These data gaps can be eliminated by Digital Value Stream Optimisation, Schulz continues. The origin of Schuler's solution is based on classic value stream management - but now digital. Instead of using value stream maps and stopwatches, material and value streams in production are now measured by a sensor kit for machine data acquisition and an indoor tracking tool. This enables continuous data collection, without a high manual time expenditure. "Through Digital Value Stream Optimisation, we bring transparency to the processes and see how production lives and breathes," Schulz summarises. The digital solution has its appeal, confirms Schockwitz: "I find it exciting that Schuler has now made the whole thing digital.

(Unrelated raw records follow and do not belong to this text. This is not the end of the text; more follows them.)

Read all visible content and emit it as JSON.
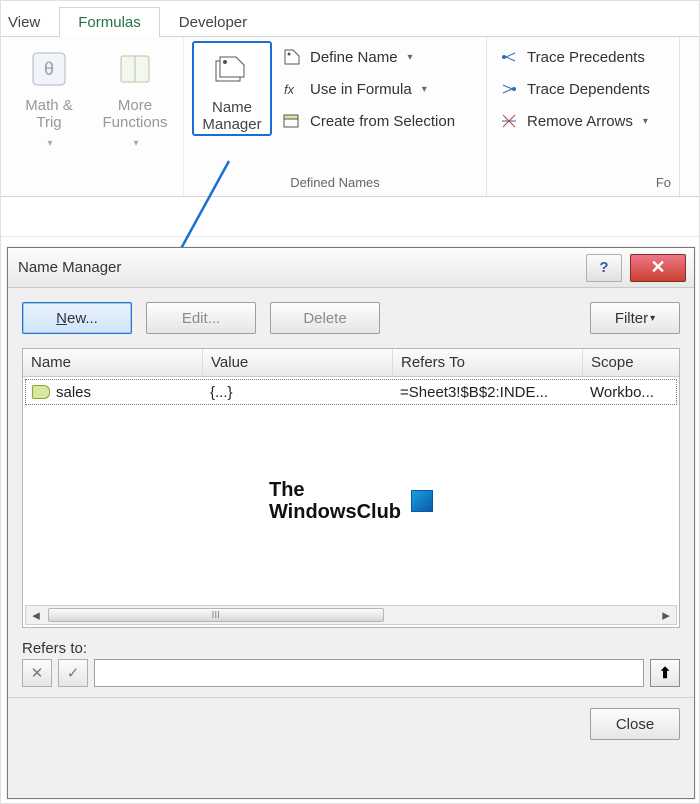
{
  "tabs": {
    "view": "View",
    "formulas": "Formulas",
    "developer": "Developer"
  },
  "ribbon": {
    "math_trig": "Math &\nTrig",
    "more_functions": "More\nFunctions",
    "name_manager": "Name\nManager",
    "define_name": "Define Name",
    "use_in_formula": "Use in Formula",
    "create_from_selection": "Create from Selection",
    "group_defined_names": "Defined Names",
    "trace_precedents": "Trace Precedents",
    "trace_dependents": "Trace Dependents",
    "remove_arrows": "Remove Arrows",
    "group_audit_frag": "Fo"
  },
  "dialog": {
    "title": "Name Manager",
    "new_btn": "New...",
    "edit_btn": "Edit...",
    "delete_btn": "Delete",
    "filter_btn": "Filter",
    "columns": {
      "name": "Name",
      "value": "Value",
      "refers": "Refers To",
      "scope": "Scope"
    },
    "rows": [
      {
        "name": "sales",
        "value": "{...}",
        "refers": "=Sheet3!$B$2:INDE...",
        "scope": "Workbo..."
      }
    ],
    "refers_to_label": "Refers to:",
    "refers_to_value": "",
    "close_btn": "Close"
  },
  "watermark": {
    "line1": "The",
    "line2": "WindowsClub"
  }
}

We are using a technology here that allows us to record and evaluate data in a simple way."
In the second step, after the data has been collected, it is time for optimisation. For this purpose, all data flows into a "value stream dashboard": both the data from existing systems, such as an ERP system or a production control system, as well as that data which is being collected for the first time by Schuler's value stream installation. "In the process, we collect data that we don't get today via status queries or feedback from machines. In our case, for example, this is movement data and data on dwell times in buffers. In other words, dwell times before the machine, after the machine, transport times and much more," Schockwitz reports. This data provides him with information about where unnecessary dwell times and thus waste occur in the production of Burger Kitchens. "This is incredibly important, because only with the knowledge of when a certain filling level is reached in the buffer can I trigger transports in an increasingly automated and autonomous way," explains the Technical Manager. Because in addition to the classic value stream analysis, the declared goal is to control these transports.
The central element of value stream optimisation is to bring production into harmony, as Bastian Schulz explains using a value stream dashboard: "The value stream shows us processes and stocks. Let's take the example of the tall cupboard value stream. This should be as harmonious as possible." And when is a production harmonious? The weekly comparison provides the answer. "If there is a big deviation between the value stream views of different weeks, we have big problems. For example, if there are missing parts and the cabinets cannot be assembled as a result, or parts are not in assembly at the right time - that is disharmonious. We see that in our value stream dashboard." By analysing and specifically optimising such processes, the sources of error can be identified and eliminated. Consequently, the basic idea is quite simple, Schulz emphasises: "Our goal is a harmonious value stream, then the overall efficiency of production goes up."
The future firmly in sight
Taking small steps towards the big goal - that's what Burger Küchen wants to achieve by using Digital Value Stream Optimisation. "Burger Küchen has clearly defined its goals for the future," explains Martin Schockwitz. He is convinced: you need tools for this, otherwise it won't work. "To a certain extent, you can increase the variance and reduce the throughput time at the same time. For this I need systemic support, which I have found with the solution from Schuler Consulting." And that is how it is to continue in the future. "We will use Digital Value Stream Optimisation as a permanent component of our production planning and steering process. This is not a temporary project, but a permanent installation and therefore, I believe, a very important step into the future."Back to List